## Task to carry out
Every record that follows is to be copied exactly, with the pictures omitted.

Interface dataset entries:
##############################
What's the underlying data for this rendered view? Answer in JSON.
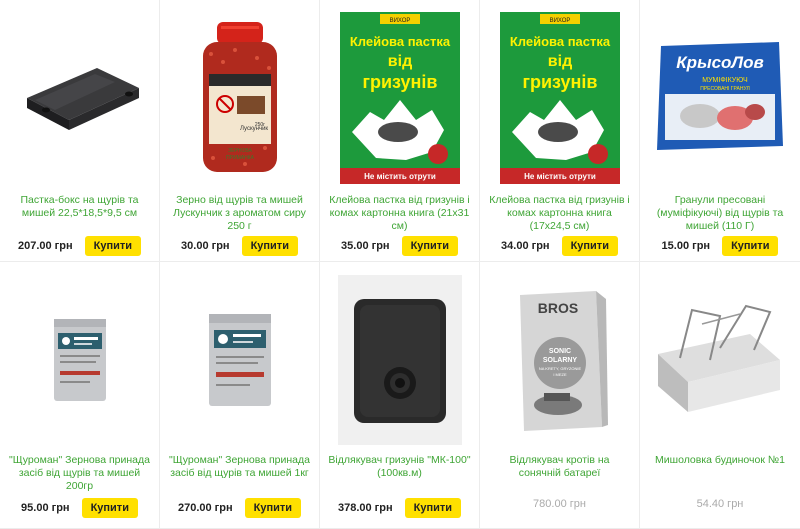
{
  "currency": "грн",
  "buy_label": "Купити",
  "products": [
    {
      "title": "Пастка-бокс на щурів та мишей 22,5*18,5*9,5 см",
      "price": "207.00 грн",
      "available": true,
      "image": "black-bait-box"
    },
    {
      "title": "Зерно від щурів та мишей Лускунчик з ароматом сиру 250 г",
      "price": "30.00 грн",
      "available": true,
      "image": "red-grain-jar",
      "image_text": {
        "brand": "Лускунчик",
        "line1": "ЗЕРНОВА",
        "line2": "ПРИМАНКА",
        "weight": "250г"
      }
    },
    {
      "title": "Клейова пастка від гризунів і комах картонна книга (21x31 см)",
      "price": "35.00 грн",
      "available": true,
      "image": "glue-trap-pack",
      "image_text": {
        "brand": "ВИХОР",
        "headline_1": "Клейова пастка",
        "headline_2": "від",
        "headline_3": "гризунів",
        "footer": "Не містить отрути"
      }
    },
    {
      "title": "Клейова пастка від гризунів і комах картонна книга (17х24,5 см)",
      "price": "34.00 грн",
      "available": true,
      "image": "glue-trap-pack",
      "image_text": {
        "brand": "ВИХОР",
        "headline_1": "Клейова пастка",
        "headline_2": "від",
        "headline_3": "гризунів",
        "footer": "Не містить отрути"
      }
    },
    {
      "title": "Гранули пресовані (муміфікуючі) від щурів та мишей (110 Г)",
      "price": "15.00 грн",
      "available": true,
      "image": "krysolov-pack",
      "image_text": {
        "brand": "КрысоЛов",
        "sub": "МУМІФІКУЮЧ",
        "sub2": "ПРЕСОВАНІ ГРАНУЛ"
      }
    },
    {
      "title": "\"Щуроман\" Зернова принада засіб від щурів та мишей 200гр",
      "price": "95.00 грн",
      "available": true,
      "image": "grey-pouch-small"
    },
    {
      "title": "\"Щуроман\" Зернова принада засіб від щурів та мишей 1кг",
      "price": "270.00 грн",
      "available": true,
      "image": "grey-pouch-large"
    },
    {
      "title": "Відлякувач гризунів \"МК-100\" (100кв.м)",
      "price": "378.00 грн",
      "available": true,
      "image": "black-repeller"
    },
    {
      "title": "Відлякувач кротів на сонячній батареї",
      "price": "780.00 грн",
      "available": false,
      "image": "bros-box",
      "image_text": {
        "brand": "BROS",
        "l1": "SONIC",
        "l2": "SOLARNY",
        "l3": "NA KRETY, GRYZONIE",
        "l4": "I MEZE"
      }
    },
    {
      "title": "Мишоловка будиночок №1",
      "price": "54.40 грн",
      "available": false,
      "image": "house-trap"
    }
  ]
}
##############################
## The answer
What's the underlying data for this rendered view? Answer in JSON.
{
  "currency": "грн",
  "buy_label": "Купити",
  "products": [
    {
      "title": "Пастка-бокс на щурів та мишей 22,5*18,5*9,5 см",
      "price": "207.00 грн",
      "available": true,
      "image": "black-bait-box"
    },
    {
      "title": "Зерно від щурів та мишей Лускунчик з ароматом сиру 250 г",
      "price": "30.00 грн",
      "available": true,
      "image": "red-grain-jar",
      "image_text": {
        "brand": "Лускунчик",
        "line1": "ЗЕРНОВА",
        "line2": "ПРИМАНКА",
        "weight": "250г"
      }
    },
    {
      "title": "Клейова пастка від гризунів і комах картонна книга (21x31 см)",
      "price": "35.00 грн",
      "available": true,
      "image": "glue-trap-pack",
      "image_text": {
        "brand": "ВИХОР",
        "headline_1": "Клейова пастка",
        "headline_2": "від",
        "headline_3": "гризунів",
        "footer": "Не містить отрути"
      }
    },
    {
      "title": "Клейова пастка від гризунів і комах картонна книга (17х24,5 см)",
      "price": "34.00 грн",
      "available": true,
      "image": "glue-trap-pack",
      "image_text": {
        "brand": "ВИХОР",
        "headline_1": "Клейова пастка",
        "headline_2": "від",
        "headline_3": "гризунів",
        "footer": "Не містить отрути"
      }
    },
    {
      "title": "Гранули пресовані (муміфікуючі) від щурів та мишей (110 Г)",
      "price": "15.00 грн",
      "available": true,
      "image": "krysolov-pack",
      "image_text": {
        "brand": "КрысоЛов",
        "sub": "МУМІФІКУЮЧ",
        "sub2": "ПРЕСОВАНІ ГРАНУЛ"
      }
    },
    {
      "title": "\"Щуроман\" Зернова принада засіб від щурів та мишей 200гр",
      "price": "95.00 грн",
      "available": true,
      "image": "grey-pouch-small"
    },
    {
      "title": "\"Щуроман\" Зернова принада засіб від щурів та мишей 1кг",
      "price": "270.00 грн",
      "available": true,
      "image": "grey-pouch-large"
    },
    {
      "title": "Відлякувач гризунів \"МК-100\" (100кв.м)",
      "price": "378.00 грн",
      "available": true,
      "image": "black-repeller"
    },
    {
      "title": "Відлякувач кротів на сонячній батареї",
      "price": "780.00 грн",
      "available": false,
      "image": "bros-box",
      "image_text": {
        "brand": "BROS",
        "l1": "SONIC",
        "l2": "SOLARNY",
        "l3": "NA KRETY, GRYZONIE",
        "l4": "I MEZE"
      }
    },
    {
      "title": "Мишоловка будиночок №1",
      "price": "54.40 грн",
      "available": false,
      "image": "house-trap"
    }
  ]
}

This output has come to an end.